Problem to solve =>
Would you please copy each line below that includes the string "question"?

[Data records for software interfaces]

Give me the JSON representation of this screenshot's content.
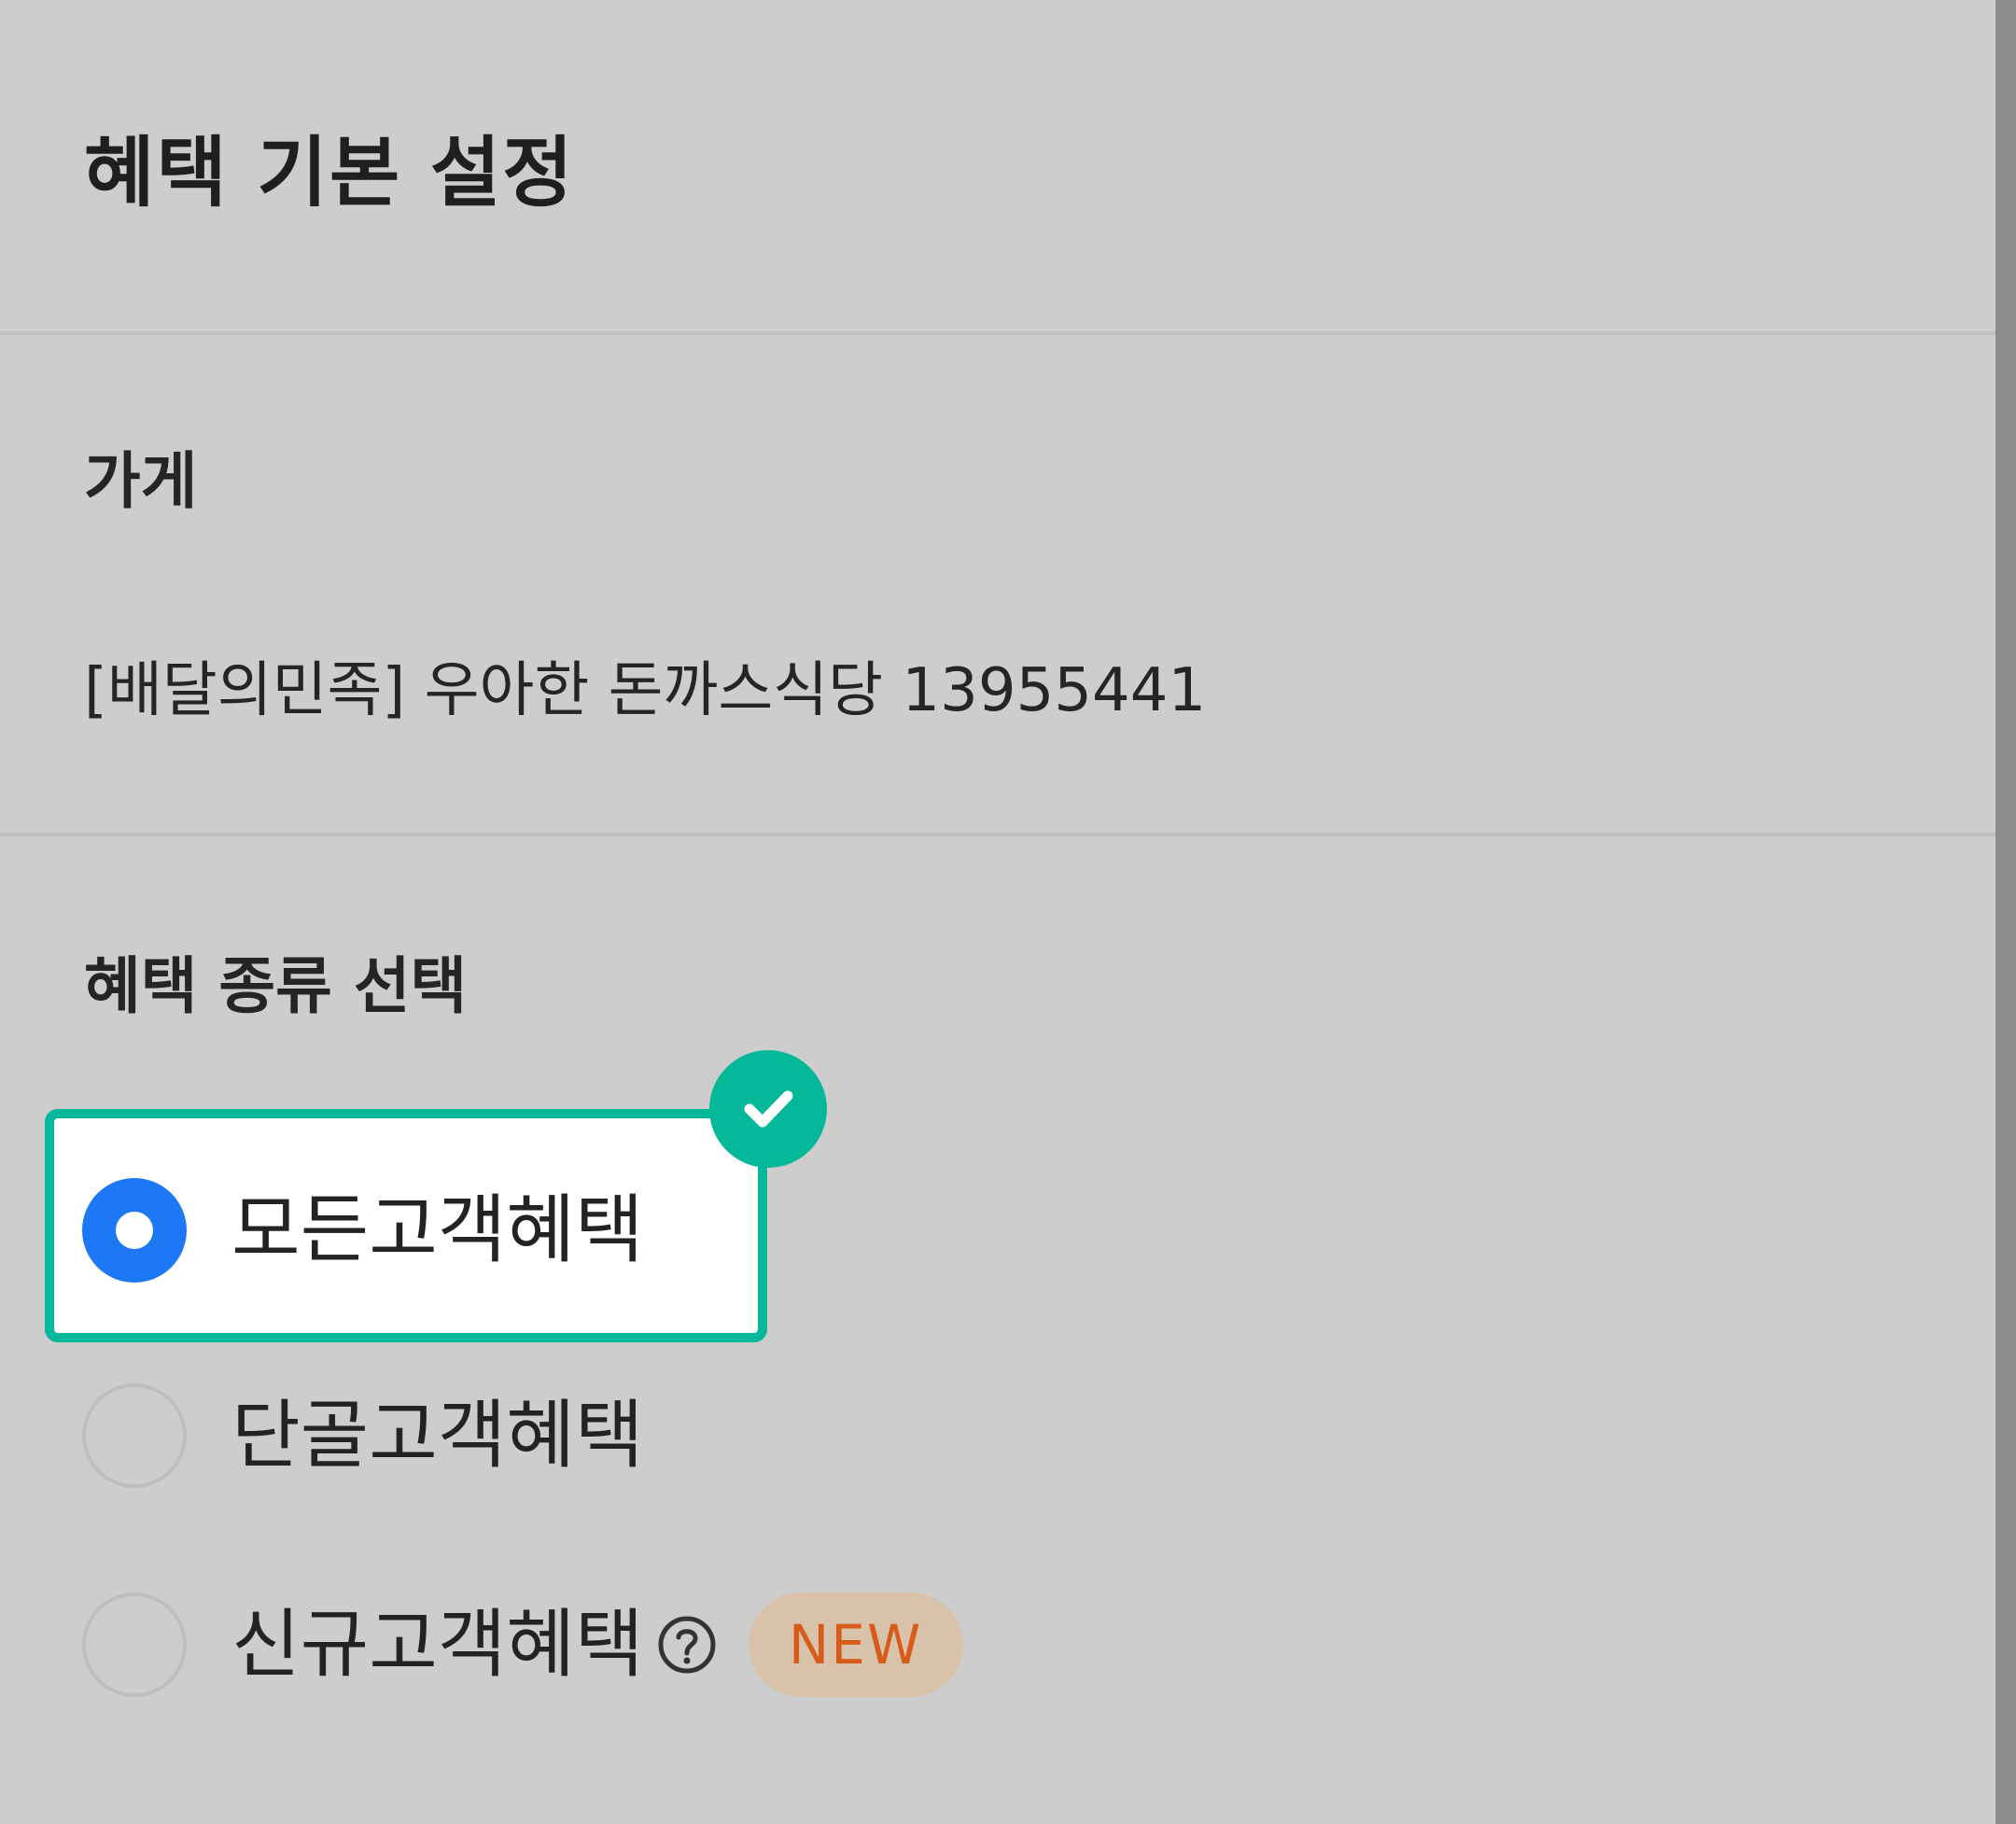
{
  "page": {
    "title": "혜택 기본 설정"
  },
  "store": {
    "label": "가게",
    "value": "[배달의민족] 우아한 돈까스식당 13955441"
  },
  "benefit_type": {
    "label": "혜택 종류 선택",
    "options": [
      {
        "label": "모든고객혜택",
        "selected": true
      },
      {
        "label": "단골고객혜택",
        "selected": false
      },
      {
        "label": "신규고객혜택",
        "selected": false,
        "help_icon": "question-circle-icon",
        "badge": "NEW"
      }
    ]
  },
  "icons": {
    "selection_check": "checkmark-icon",
    "help": "question-circle-icon"
  },
  "colors": {
    "background": "#cdcdcd",
    "highlight": "#05b89a",
    "radio_selected": "#1d78f5",
    "new_badge_background": "#d8c3aa",
    "new_badge_text": "#d95b19"
  }
}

Response to the task =>
        "help_icon": "question-circle-icon",
    "help": "question-circle-icon"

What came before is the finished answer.